**About this exercise:** The whole listing below must be repeated exactly.

**Source data:**
----------------------------------------

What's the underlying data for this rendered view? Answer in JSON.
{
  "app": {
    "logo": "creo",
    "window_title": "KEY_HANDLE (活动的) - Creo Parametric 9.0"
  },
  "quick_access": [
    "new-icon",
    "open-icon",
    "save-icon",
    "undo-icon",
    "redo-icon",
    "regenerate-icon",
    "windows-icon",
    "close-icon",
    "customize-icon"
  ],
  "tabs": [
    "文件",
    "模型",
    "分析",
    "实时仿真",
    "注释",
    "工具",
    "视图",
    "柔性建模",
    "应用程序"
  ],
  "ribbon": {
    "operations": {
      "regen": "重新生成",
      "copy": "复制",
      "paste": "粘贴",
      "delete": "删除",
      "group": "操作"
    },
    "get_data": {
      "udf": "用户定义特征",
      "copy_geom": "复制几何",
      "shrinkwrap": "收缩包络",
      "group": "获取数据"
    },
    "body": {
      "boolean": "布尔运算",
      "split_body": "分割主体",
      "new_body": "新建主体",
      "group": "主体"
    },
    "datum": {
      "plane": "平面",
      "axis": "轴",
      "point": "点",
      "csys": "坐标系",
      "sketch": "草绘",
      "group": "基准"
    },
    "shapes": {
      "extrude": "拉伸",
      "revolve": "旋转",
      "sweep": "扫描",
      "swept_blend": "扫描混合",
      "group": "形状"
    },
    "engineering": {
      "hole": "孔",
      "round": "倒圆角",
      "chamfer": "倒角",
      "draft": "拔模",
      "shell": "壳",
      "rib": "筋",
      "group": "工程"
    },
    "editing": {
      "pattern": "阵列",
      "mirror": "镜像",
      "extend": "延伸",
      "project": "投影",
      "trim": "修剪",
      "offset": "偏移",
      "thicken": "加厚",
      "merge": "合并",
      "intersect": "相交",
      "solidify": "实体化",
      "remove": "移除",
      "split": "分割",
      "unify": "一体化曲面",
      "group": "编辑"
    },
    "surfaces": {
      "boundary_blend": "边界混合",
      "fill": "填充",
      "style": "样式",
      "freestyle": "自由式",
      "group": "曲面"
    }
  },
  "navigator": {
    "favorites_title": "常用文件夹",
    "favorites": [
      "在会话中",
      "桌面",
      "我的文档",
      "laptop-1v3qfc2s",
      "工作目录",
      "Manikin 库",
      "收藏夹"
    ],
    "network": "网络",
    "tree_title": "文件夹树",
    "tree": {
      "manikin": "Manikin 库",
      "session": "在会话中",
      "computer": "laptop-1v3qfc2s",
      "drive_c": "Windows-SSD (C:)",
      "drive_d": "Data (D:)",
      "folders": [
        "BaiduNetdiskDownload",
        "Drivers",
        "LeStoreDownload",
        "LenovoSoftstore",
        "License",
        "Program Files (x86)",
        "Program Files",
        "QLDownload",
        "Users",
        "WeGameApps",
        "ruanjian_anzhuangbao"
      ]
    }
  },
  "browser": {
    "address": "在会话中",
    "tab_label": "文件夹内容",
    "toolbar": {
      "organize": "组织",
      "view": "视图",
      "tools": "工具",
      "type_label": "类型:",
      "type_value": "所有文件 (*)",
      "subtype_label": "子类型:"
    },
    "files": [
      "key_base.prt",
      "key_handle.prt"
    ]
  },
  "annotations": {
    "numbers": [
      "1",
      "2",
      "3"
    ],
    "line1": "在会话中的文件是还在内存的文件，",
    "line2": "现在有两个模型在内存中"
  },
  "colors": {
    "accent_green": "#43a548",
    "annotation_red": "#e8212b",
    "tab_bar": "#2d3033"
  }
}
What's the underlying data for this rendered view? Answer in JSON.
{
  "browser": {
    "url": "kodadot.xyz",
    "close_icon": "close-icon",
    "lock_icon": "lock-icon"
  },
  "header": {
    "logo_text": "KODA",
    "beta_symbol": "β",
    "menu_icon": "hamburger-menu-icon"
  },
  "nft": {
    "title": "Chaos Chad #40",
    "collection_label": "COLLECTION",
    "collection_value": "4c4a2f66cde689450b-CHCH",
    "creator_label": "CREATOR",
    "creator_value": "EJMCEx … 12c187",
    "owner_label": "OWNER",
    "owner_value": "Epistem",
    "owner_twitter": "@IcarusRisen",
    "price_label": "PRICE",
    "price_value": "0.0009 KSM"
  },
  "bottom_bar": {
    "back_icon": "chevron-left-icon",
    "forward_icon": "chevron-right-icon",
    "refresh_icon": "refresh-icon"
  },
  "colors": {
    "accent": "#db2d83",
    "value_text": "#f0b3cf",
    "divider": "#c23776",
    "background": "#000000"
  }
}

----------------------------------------

**Response to this task:**
What's the underlying data for this rendered view? Answer in JSON.
{
  "app": {
    "logo": "creo",
    "window_title": "KEY_HANDLE (活动的) - Creo Parametric 9.0"
  },
  "quick_access": [
    "new-icon",
    "open-icon",
    "save-icon",
    "undo-icon",
    "redo-icon",
    "regenerate-icon",
    "windows-icon",
    "close-icon",
    "customize-icon"
  ],
  "tabs": [
    "文件",
    "模型",
    "分析",
    "实时仿真",
    "注释",
    "工具",
    "视图",
    "柔性建模",
    "应用程序"
  ],
  "ribbon": {
    "operations": {
      "regen": "重新生成",
      "copy": "复制",
      "paste": "粘贴",
      "delete": "删除",
      "group": "操作"
    },
    "get_data": {
      "udf": "用户定义特征",
      "copy_geom": "复制几何",
      "shrinkwrap": "收缩包络",
      "group": "获取数据"
    },
    "body": {
      "boolean": "布尔运算",
      "split_body": "分割主体",
      "new_body": "新建主体",
      "group": "主体"
    },
    "datum": {
      "plane": "平面",
      "axis": "轴",
      "point": "点",
      "csys": "坐标系",
      "sketch": "草绘",
      "group": "基准"
    },
    "shapes": {
      "extrude": "拉伸",
      "revolve": "旋转",
      "sweep": "扫描",
      "swept_blend": "扫描混合",
      "group": "形状"
    },
    "engineering": {
      "hole": "孔",
      "round": "倒圆角",
      "chamfer": "倒角",
      "draft": "拔模",
      "shell": "壳",
      "rib": "筋",
      "group": "工程"
    },
    "editing": {
      "pattern": "阵列",
      "mirror": "镜像",
      "extend": "延伸",
      "project": "投影",
      "trim": "修剪",
      "offset": "偏移",
      "thicken": "加厚",
      "merge": "合并",
      "intersect": "相交",
      "solidify": "实体化",
      "remove": "移除",
      "split": "分割",
      "unify": "一体化曲面",
      "group": "编辑"
    },
    "surfaces": {
      "boundary_blend": "边界混合",
      "fill": "填充",
      "style": "样式",
      "freestyle": "自由式",
      "group": "曲面"
    }
  },
  "navigator": {
    "favorites_title": "常用文件夹",
    "favorites": [
      "在会话中",
      "桌面",
      "我的文档",
      "laptop-1v3qfc2s",
      "工作目录",
      "Manikin 库",
      "收藏夹"
    ],
    "network": "网络",
    "tree_title": "文件夹树",
    "tree": {
      "manikin": "Manikin 库",
      "session": "在会话中",
      "computer": "laptop-1v3qfc2s",
      "drive_c": "Windows-SSD (C:)",
      "drive_d": "Data (D:)",
      "folders": [
        "BaiduNetdiskDownload",
        "Drivers",
        "LeStoreDownload",
        "LenovoSoftstore",
        "License",
        "Program Files (x86)",
        "Program Files",
        "QLDownload",
        "Users",
        "WeGameApps",
        "ruanjian_anzhuangbao"
      ]
    }
  },
  "browser": {
    "address": "在会话中",
    "tab_label": "文件夹内容",
    "toolbar": {
      "organize": "组织",
      "view": "视图",
      "tools": "工具",
      "type_label": "类型:",
      "type_value": "所有文件 (*)",
      "subtype_label": "子类型:"
    },
    "files": [
      "key_base.prt",
      "key_handle.prt"
    ]
  },
  "annotations": {
    "numbers": [
      "1",
      "2",
      "3"
    ],
    "line1": "在会话中的文件是还在内存的文件，",
    "line2": "现在有两个模型在内存中"
  },
  "colors": {
    "accent_green": "#43a548",
    "annotation_red": "#e8212b",
    "tab_bar": "#2d3033"
  }
}
What's the underlying data for this rendered view? Answer in JSON.
{
  "browser": {
    "url": "kodadot.xyz",
    "close_icon": "close-icon",
    "lock_icon": "lock-icon"
  },
  "header": {
    "logo_text": "KODA",
    "beta_symbol": "β",
    "menu_icon": "hamburger-menu-icon"
  },
  "nft": {
    "title": "Chaos Chad #40",
    "collection_label": "COLLECTION",
    "collection_value": "4c4a2f66cde689450b-CHCH",
    "creator_label": "CREATOR",
    "creator_value": "EJMCEx … 12c187",
    "owner_label": "OWNER",
    "owner_value": "Epistem",
    "owner_twitter": "@IcarusRisen",
    "price_label": "PRICE",
    "price_value": "0.0009 KSM"
  },
  "bottom_bar": {
    "back_icon": "chevron-left-icon",
    "forward_icon": "chevron-right-icon",
    "refresh_icon": "refresh-icon"
  },
  "colors": {
    "accent": "#db2d83",
    "value_text": "#f0b3cf",
    "divider": "#c23776",
    "background": "#000000"
  }
}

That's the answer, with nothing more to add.